*** Records for the task Section Begins ***

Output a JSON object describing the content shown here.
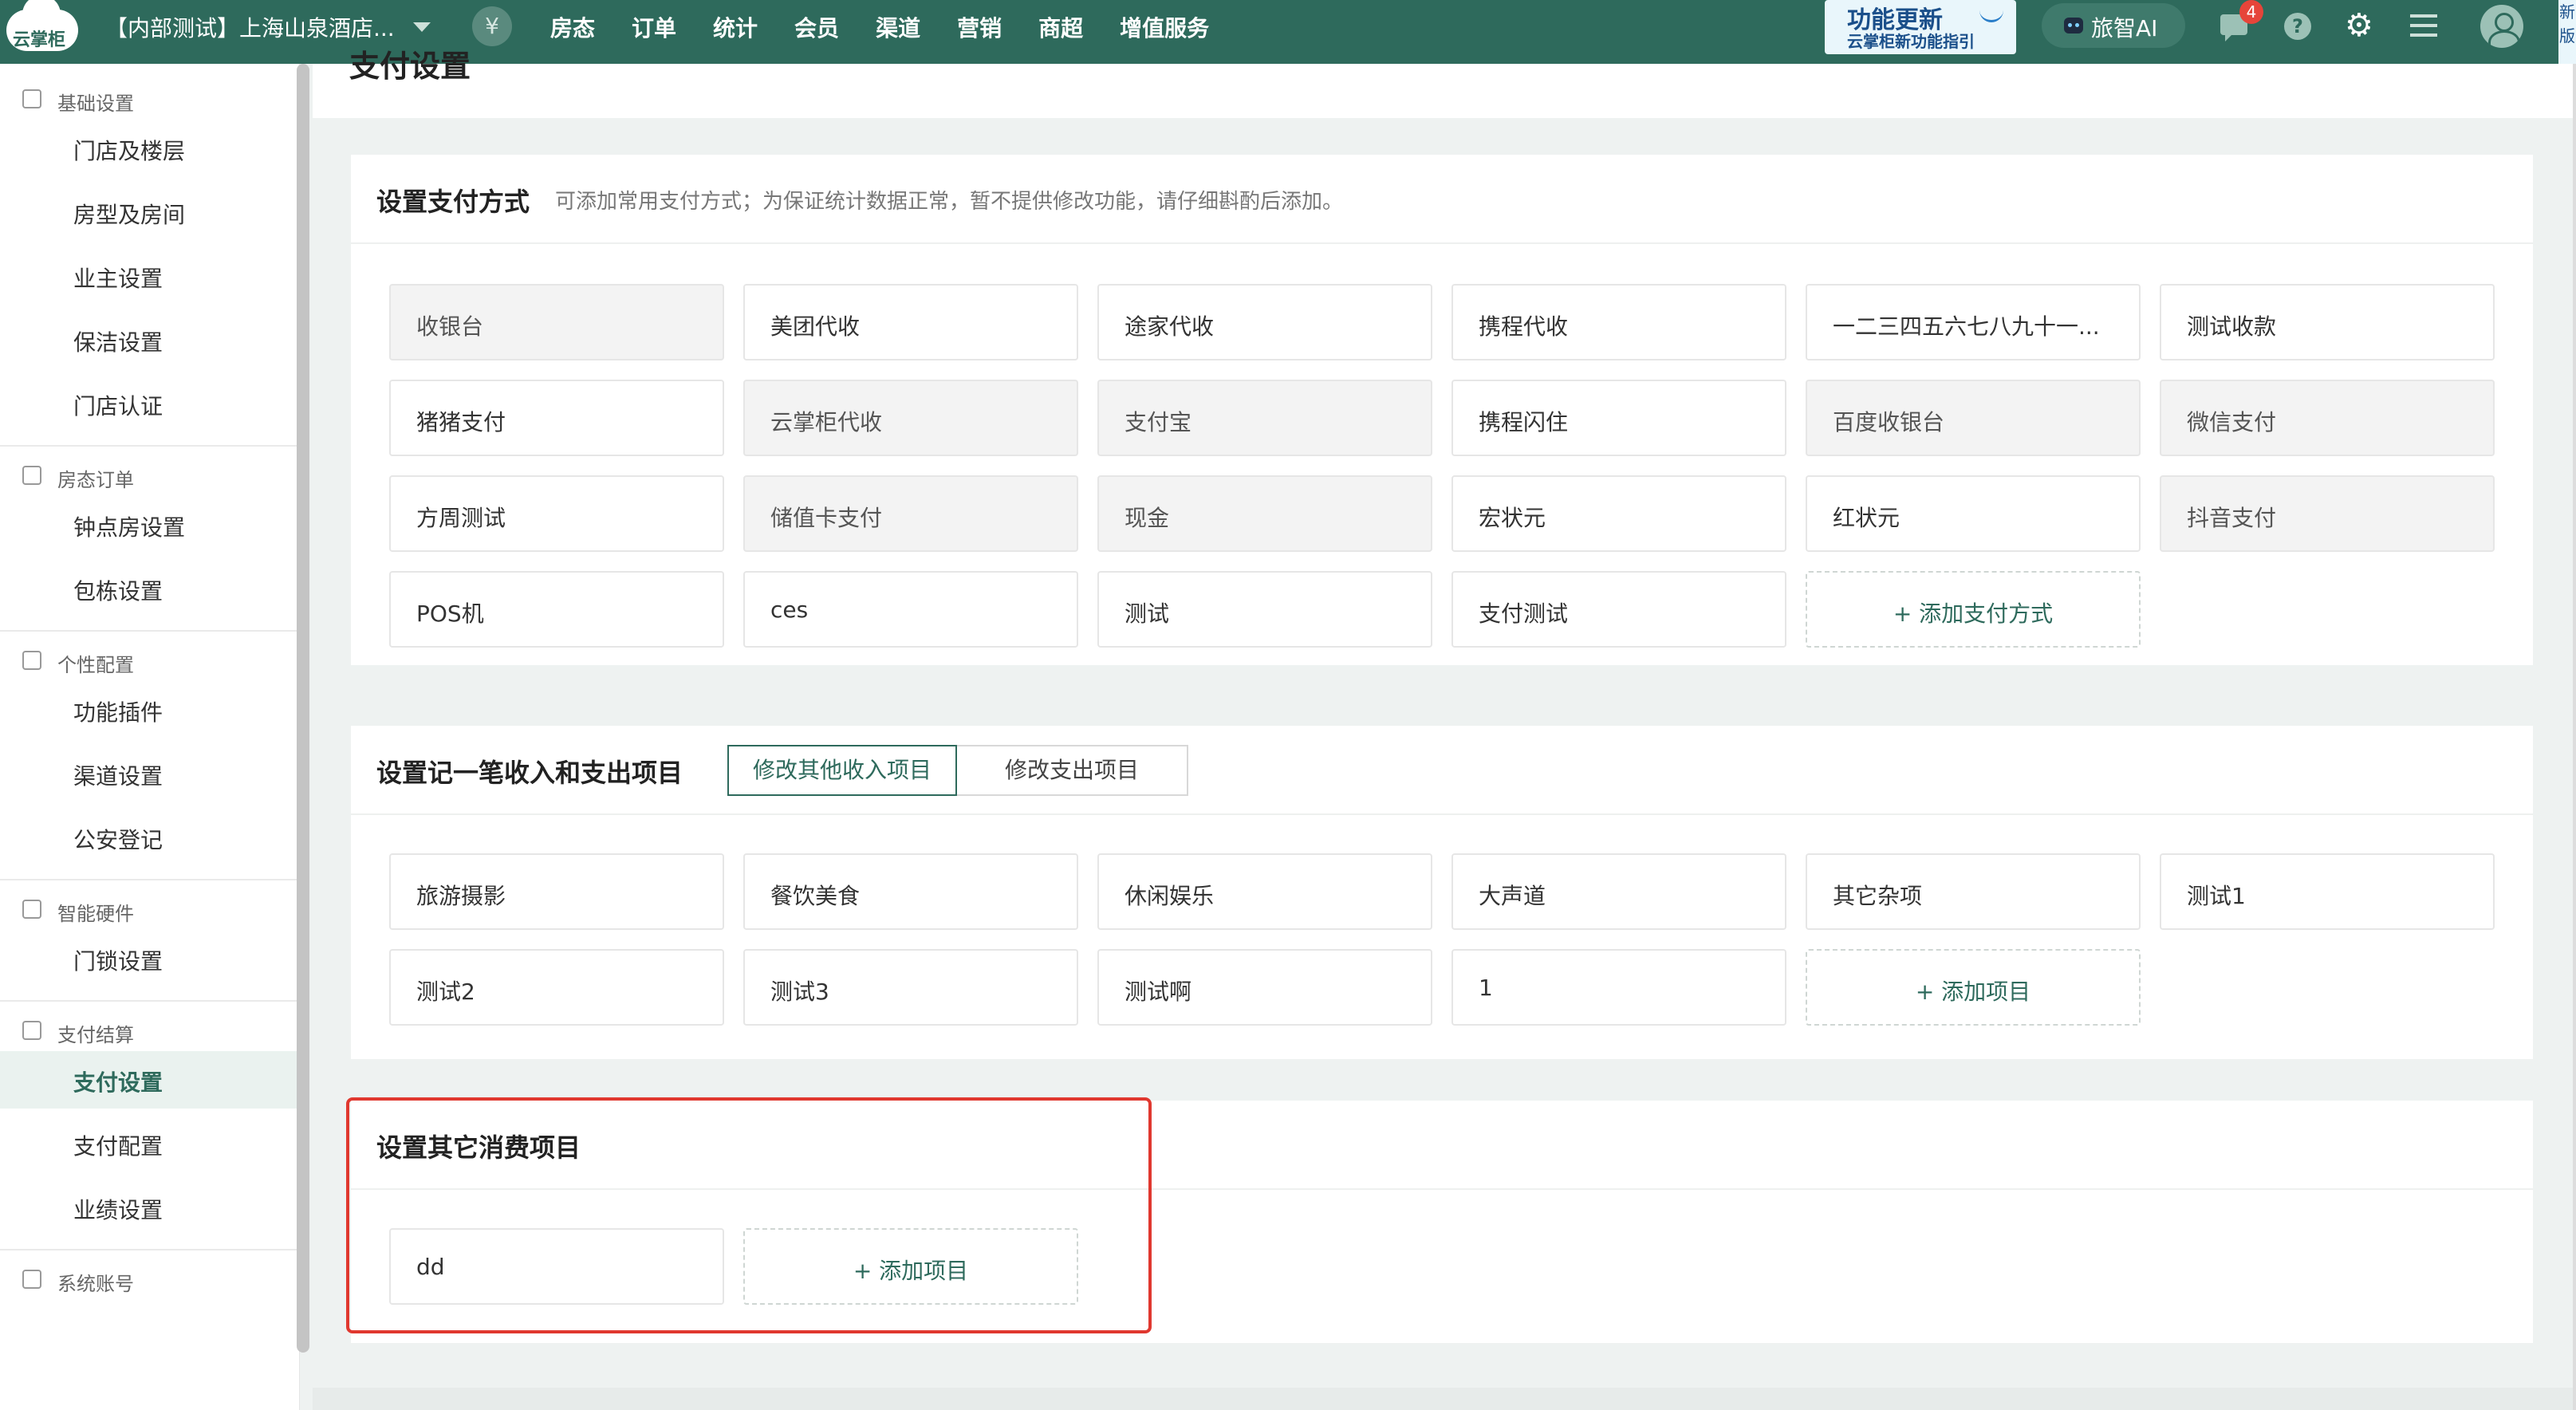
{
  "topbar": {
    "logo_text": "云掌柜",
    "hotel_name": "【内部测试】上海山泉酒店...",
    "yen_symbol": "¥",
    "nav": [
      "房态",
      "订单",
      "统计",
      "会员",
      "渠道",
      "营销",
      "商超",
      "增值服务"
    ],
    "promo_title": "功能更新",
    "promo_sub": "云掌柜新功能指引",
    "ai_label": "旅智AI",
    "message_count": "4",
    "help_symbol": "?",
    "gear_symbol": "⚙",
    "edge_tag": "新版",
    "colors": {
      "bar": "#2e6a5c",
      "badge": "#e6453a"
    }
  },
  "sidebar": {
    "groups": [
      {
        "label": "基础设置",
        "icon": "home-icon",
        "items": [
          "门店及楼层",
          "房型及房间",
          "业主设置",
          "保洁设置",
          "门店认证"
        ]
      },
      {
        "label": "房态订单",
        "icon": "calendar-icon",
        "items": [
          "钟点房设置",
          "包栋设置"
        ]
      },
      {
        "label": "个性配置",
        "icon": "sliders-icon",
        "items": [
          "功能插件",
          "渠道设置",
          "公安登记"
        ]
      },
      {
        "label": "智能硬件",
        "icon": "device-icon",
        "items": [
          "门锁设置"
        ]
      },
      {
        "label": "支付结算",
        "icon": "yen-icon",
        "items": [
          "支付设置",
          "支付配置",
          "业绩设置"
        ]
      },
      {
        "label": "系统账号",
        "icon": "shield-icon",
        "items": []
      }
    ],
    "active_item": "支付设置"
  },
  "page": {
    "title": "支付设置"
  },
  "payment_methods": {
    "title": "设置支付方式",
    "subtitle": "可添加常用支付方式；为保证统计数据正常，暂不提供修改功能，请仔细斟酌后添加。",
    "items": [
      {
        "label": "收银台",
        "grey": true
      },
      {
        "label": "美团代收",
        "grey": false
      },
      {
        "label": "途家代收",
        "grey": false
      },
      {
        "label": "携程代收",
        "grey": false
      },
      {
        "label": "一二三四五六七八九十一...",
        "grey": false
      },
      {
        "label": "测试收款",
        "grey": false
      },
      {
        "label": "猪猪支付",
        "grey": false
      },
      {
        "label": "云掌柜代收",
        "grey": true
      },
      {
        "label": "支付宝",
        "grey": true
      },
      {
        "label": "携程闪住",
        "grey": false
      },
      {
        "label": "百度收银台",
        "grey": true
      },
      {
        "label": "微信支付",
        "grey": true
      },
      {
        "label": "方周测试",
        "grey": false
      },
      {
        "label": "储值卡支付",
        "grey": true
      },
      {
        "label": "现金",
        "grey": true
      },
      {
        "label": "宏状元",
        "grey": false
      },
      {
        "label": "红状元",
        "grey": false
      },
      {
        "label": "抖音支付",
        "grey": true
      },
      {
        "label": "POS机",
        "grey": false
      },
      {
        "label": "ces",
        "grey": false
      },
      {
        "label": "测试",
        "grey": false
      },
      {
        "label": "支付测试",
        "grey": false
      }
    ],
    "add_label": "+ 添加支付方式"
  },
  "income_expense": {
    "title": "设置记一笔收入和支出项目",
    "tabs": [
      "修改其他收入项目",
      "修改支出项目"
    ],
    "active_tab": 0,
    "items": [
      "旅游摄影",
      "餐饮美食",
      "休闲娱乐",
      "大声道",
      "其它杂项",
      "测试1",
      "测试2",
      "测试3",
      "测试啊",
      "1"
    ],
    "add_label": "+ 添加项目"
  },
  "other_consumption": {
    "title": "设置其它消费项目",
    "items": [
      "dd"
    ],
    "add_label": "+ 添加项目",
    "highlight_color": "#e0382f"
  }
}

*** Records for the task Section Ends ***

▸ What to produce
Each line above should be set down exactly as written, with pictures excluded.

▸ Output of the exercise
Output a JSON object describing the content shown here.
{
  "topbar": {
    "logo_text": "云掌柜",
    "hotel_name": "【内部测试】上海山泉酒店...",
    "yen_symbol": "¥",
    "nav": [
      "房态",
      "订单",
      "统计",
      "会员",
      "渠道",
      "营销",
      "商超",
      "增值服务"
    ],
    "promo_title": "功能更新",
    "promo_sub": "云掌柜新功能指引",
    "ai_label": "旅智AI",
    "message_count": "4",
    "help_symbol": "?",
    "gear_symbol": "⚙",
    "edge_tag": "新版",
    "colors": {
      "bar": "#2e6a5c",
      "badge": "#e6453a"
    }
  },
  "sidebar": {
    "groups": [
      {
        "label": "基础设置",
        "icon": "home-icon",
        "items": [
          "门店及楼层",
          "房型及房间",
          "业主设置",
          "保洁设置",
          "门店认证"
        ]
      },
      {
        "label": "房态订单",
        "icon": "calendar-icon",
        "items": [
          "钟点房设置",
          "包栋设置"
        ]
      },
      {
        "label": "个性配置",
        "icon": "sliders-icon",
        "items": [
          "功能插件",
          "渠道设置",
          "公安登记"
        ]
      },
      {
        "label": "智能硬件",
        "icon": "device-icon",
        "items": [
          "门锁设置"
        ]
      },
      {
        "label": "支付结算",
        "icon": "yen-icon",
        "items": [
          "支付设置",
          "支付配置",
          "业绩设置"
        ]
      },
      {
        "label": "系统账号",
        "icon": "shield-icon",
        "items": []
      }
    ],
    "active_item": "支付设置"
  },
  "page": {
    "title": "支付设置"
  },
  "payment_methods": {
    "title": "设置支付方式",
    "subtitle": "可添加常用支付方式；为保证统计数据正常，暂不提供修改功能，请仔细斟酌后添加。",
    "items": [
      {
        "label": "收银台",
        "grey": true
      },
      {
        "label": "美团代收",
        "grey": false
      },
      {
        "label": "途家代收",
        "grey": false
      },
      {
        "label": "携程代收",
        "grey": false
      },
      {
        "label": "一二三四五六七八九十一...",
        "grey": false
      },
      {
        "label": "测试收款",
        "grey": false
      },
      {
        "label": "猪猪支付",
        "grey": false
      },
      {
        "label": "云掌柜代收",
        "grey": true
      },
      {
        "label": "支付宝",
        "grey": true
      },
      {
        "label": "携程闪住",
        "grey": false
      },
      {
        "label": "百度收银台",
        "grey": true
      },
      {
        "label": "微信支付",
        "grey": true
      },
      {
        "label": "方周测试",
        "grey": false
      },
      {
        "label": "储值卡支付",
        "grey": true
      },
      {
        "label": "现金",
        "grey": true
      },
      {
        "label": "宏状元",
        "grey": false
      },
      {
        "label": "红状元",
        "grey": false
      },
      {
        "label": "抖音支付",
        "grey": true
      },
      {
        "label": "POS机",
        "grey": false
      },
      {
        "label": "ces",
        "grey": false
      },
      {
        "label": "测试",
        "grey": false
      },
      {
        "label": "支付测试",
        "grey": false
      }
    ],
    "add_label": "+ 添加支付方式"
  },
  "income_expense": {
    "title": "设置记一笔收入和支出项目",
    "tabs": [
      "修改其他收入项目",
      "修改支出项目"
    ],
    "active_tab": 0,
    "items": [
      "旅游摄影",
      "餐饮美食",
      "休闲娱乐",
      "大声道",
      "其它杂项",
      "测试1",
      "测试2",
      "测试3",
      "测试啊",
      "1"
    ],
    "add_label": "+ 添加项目"
  },
  "other_consumption": {
    "title": "设置其它消费项目",
    "items": [
      "dd"
    ],
    "add_label": "+ 添加项目",
    "highlight_color": "#e0382f"
  }
}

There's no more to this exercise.